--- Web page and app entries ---
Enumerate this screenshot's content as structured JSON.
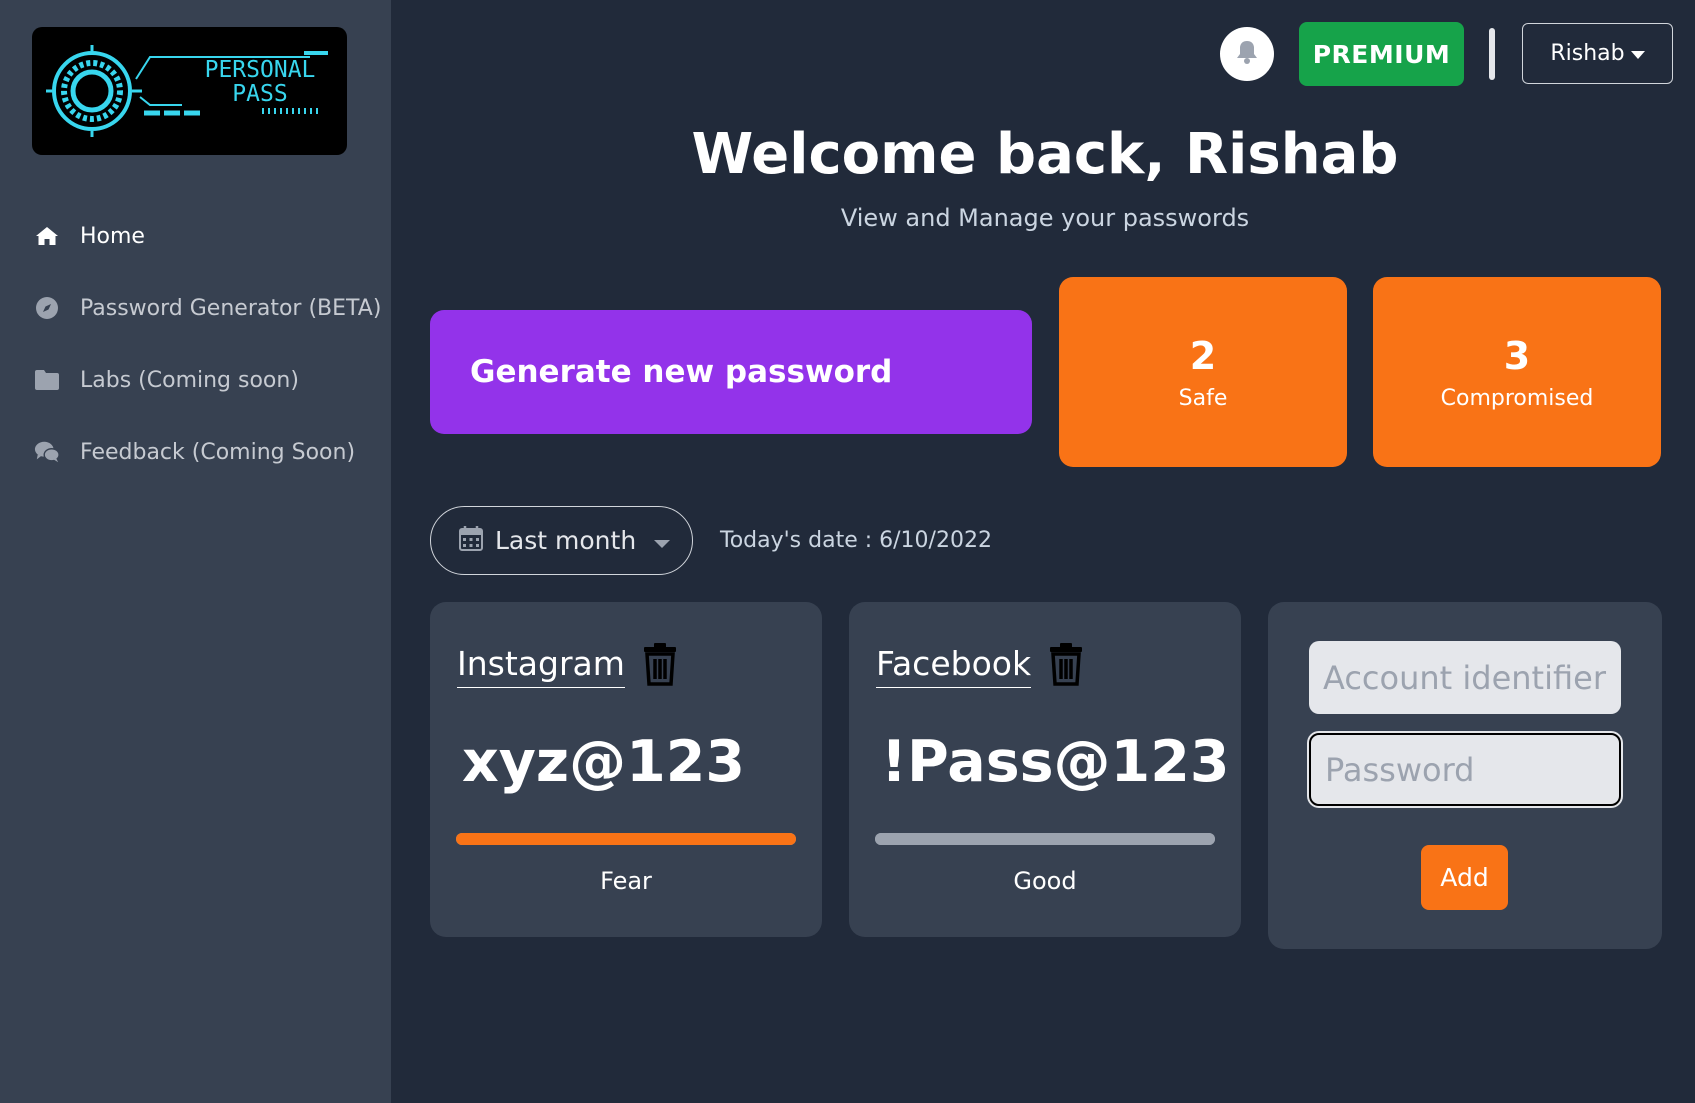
{
  "sidebar": {
    "logo_text": [
      "PERSONAL",
      "PASS"
    ],
    "items": [
      {
        "label": "Home",
        "icon": "home-icon",
        "active": true
      },
      {
        "label": "Password Generator (BETA)",
        "icon": "compass-icon",
        "active": false
      },
      {
        "label": "Labs (Coming soon)",
        "icon": "folder-icon",
        "active": false
      },
      {
        "label": "Feedback (Coming Soon)",
        "icon": "chat-icon",
        "active": false
      }
    ]
  },
  "header": {
    "premium_label": "PREMIUM",
    "user_name": "Rishab",
    "notification_icon": "bell-icon"
  },
  "main": {
    "title": "Welcome back, Rishab",
    "subtitle": "View and Manage your passwords",
    "generate_label": "Generate new password",
    "stats": [
      {
        "value": "2",
        "label": "Safe"
      },
      {
        "value": "3",
        "label": "Compromised"
      }
    ],
    "date_filter": "Last month",
    "today": "Today's date : 6/10/2022"
  },
  "cards": [
    {
      "account": "Instagram",
      "password": "xyz@123",
      "strength": "Fear",
      "strength_level": 1.0,
      "bar_color": "#f97316"
    },
    {
      "account": "Facebook",
      "password": "!Pass@123",
      "strength": "Good",
      "strength_level": 1.0,
      "bar_color": "#9ca3af"
    }
  ],
  "form": {
    "account_placeholder": "Account identifier",
    "password_placeholder": "Password",
    "add_label": "Add"
  },
  "colors": {
    "background": "#212a3a",
    "sidebar": "#374151",
    "purple": "#9333ea",
    "orange": "#f97316",
    "green": "#16a34a",
    "logo_cyan": "#38d6ee"
  }
}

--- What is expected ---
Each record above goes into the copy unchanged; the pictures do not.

--- Answer to the problem ---
Enumerate this screenshot's content as structured JSON.
{
  "sidebar": {
    "logo_text": [
      "PERSONAL",
      "PASS"
    ],
    "items": [
      {
        "label": "Home",
        "icon": "home-icon",
        "active": true
      },
      {
        "label": "Password Generator (BETA)",
        "icon": "compass-icon",
        "active": false
      },
      {
        "label": "Labs (Coming soon)",
        "icon": "folder-icon",
        "active": false
      },
      {
        "label": "Feedback (Coming Soon)",
        "icon": "chat-icon",
        "active": false
      }
    ]
  },
  "header": {
    "premium_label": "PREMIUM",
    "user_name": "Rishab",
    "notification_icon": "bell-icon"
  },
  "main": {
    "title": "Welcome back, Rishab",
    "subtitle": "View and Manage your passwords",
    "generate_label": "Generate new password",
    "stats": [
      {
        "value": "2",
        "label": "Safe"
      },
      {
        "value": "3",
        "label": "Compromised"
      }
    ],
    "date_filter": "Last month",
    "today": "Today's date : 6/10/2022"
  },
  "cards": [
    {
      "account": "Instagram",
      "password": "xyz@123",
      "strength": "Fear",
      "strength_level": 1.0,
      "bar_color": "#f97316"
    },
    {
      "account": "Facebook",
      "password": "!Pass@123",
      "strength": "Good",
      "strength_level": 1.0,
      "bar_color": "#9ca3af"
    }
  ],
  "form": {
    "account_placeholder": "Account identifier",
    "password_placeholder": "Password",
    "add_label": "Add"
  },
  "colors": {
    "background": "#212a3a",
    "sidebar": "#374151",
    "purple": "#9333ea",
    "orange": "#f97316",
    "green": "#16a34a",
    "logo_cyan": "#38d6ee"
  }
}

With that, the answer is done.